A dozen youngsters from Te Puke are about to come to the end of over two weeks of adventure.
The 12 set off from Te Puke on a wilderness adventure on April 28 and are due to return on Saturday.
They are taking part in Project K, a Graeme Dingle Foundation programme that aims to build confidence, develop life skills, promote good health and encourage a positive attitude. It is designed for Year 10 students.
The foundation's Bay of Plenty manager, Dan Allen-Gordon, says the wilderness adventure includes kayaking, cycling and tramping a total of 180km with the youngsters spending most nights under canvas.
''In that time they'll have two showers,'' he says. ''There are usually a few shocked faces when it comes round to talking about what they are going to do in the wilderness and they find that out.''
Project K is often schools based, but the Te Puke programme is different in that it is being run in conjunction with Ngā Kākano Foundation.
It is being funded by the Ministry of Youth Development's Ākonga Youth Development Community Fund.

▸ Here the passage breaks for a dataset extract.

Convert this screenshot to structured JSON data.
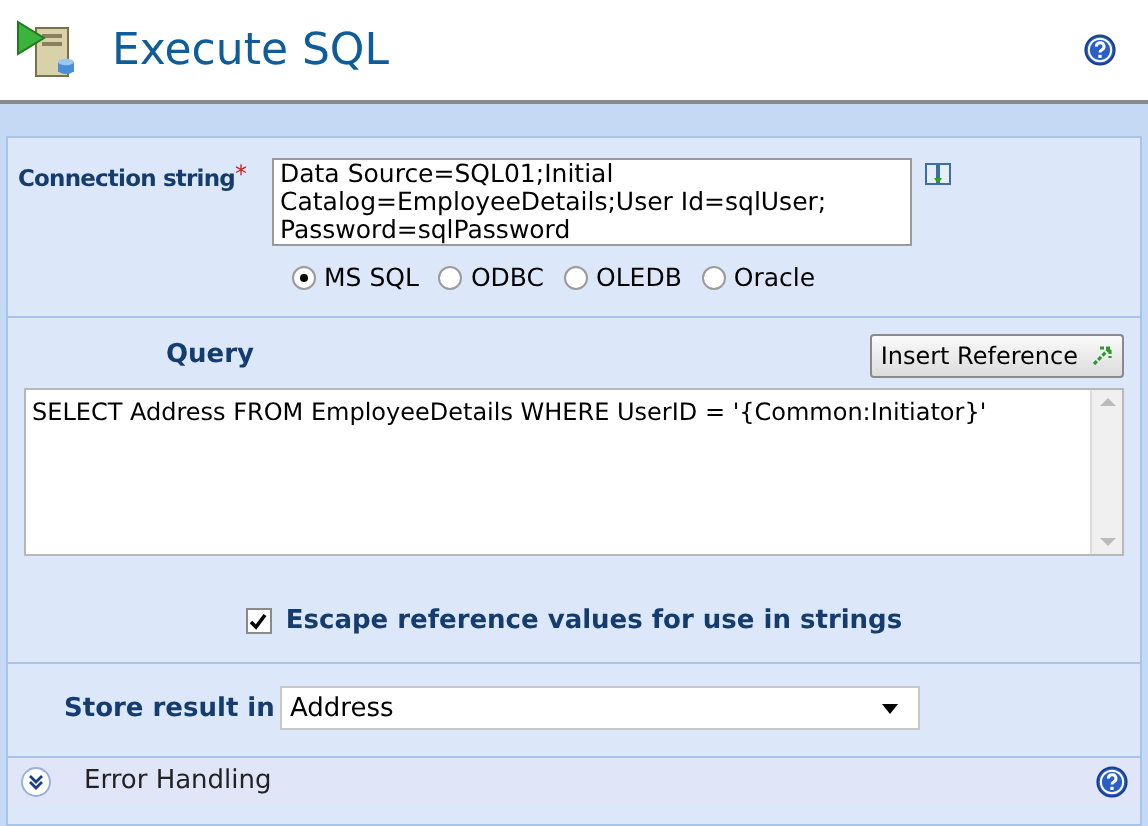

The fund's purpose is to support community-based youth development programmes delivered outside traditional education settings to support ākonga (learners) aged between 12 and 21 who have been adversely impacted by the Covid-19 pandemic to stay engaged in their education journey.
Referrals came from a variety of agencies in the greater Te Puke area.
''The kids go to different schools but are all from the Te Puke community,'' says Dan. ''We did home visits to the whānau of the young people referred by social services and through guidance from schools, and 12 young people were selected to take part.''
Project K usually comprises a wilderness adventure, community challenge and several months of mentoring.
The Te Puke programme will also incorporate a residential element.
''That will be part of the community challenge and will be at Ngati Moko Marae and the community projects will be done with mentors after they have met their mentors. They will help in the community after that.''
For the rest of the year the youngsters will meet regularly with their mentors.
''It's very likely that those relationships will continue afterwards, because they'll have a bond and a friendship,'' says Dan.
Ngā Kākano Foundation's alcohol and other drugs practitioner Ripeka Armstrong says it is ''awesome'' the Graeme Dingle Foundation decided to work with Ngā Kākano on the initiative.
''It's quite special,'' she says, ''it gives our rangatahi (youth) - probably some of them won't have even been outside of Te Puke - an opportunity to see and participate in something they probably won't get another opportunity to do.''
She says the initiative will boost their spiritual wellbeing and physical wellbeing and also give them an insight into what their future could hold.
''Project K is holistic and they're given the resources and the funding to be able to do so much more than a provider like us can give. It's very special for Te Puke.''
There are plans for three further Project K programmes to take place in 2022.
''It's not just for the Māori kids either,'' says Ripeka. ''It's also for the non-Māori kids who we see struggling, to put their names forward as well.''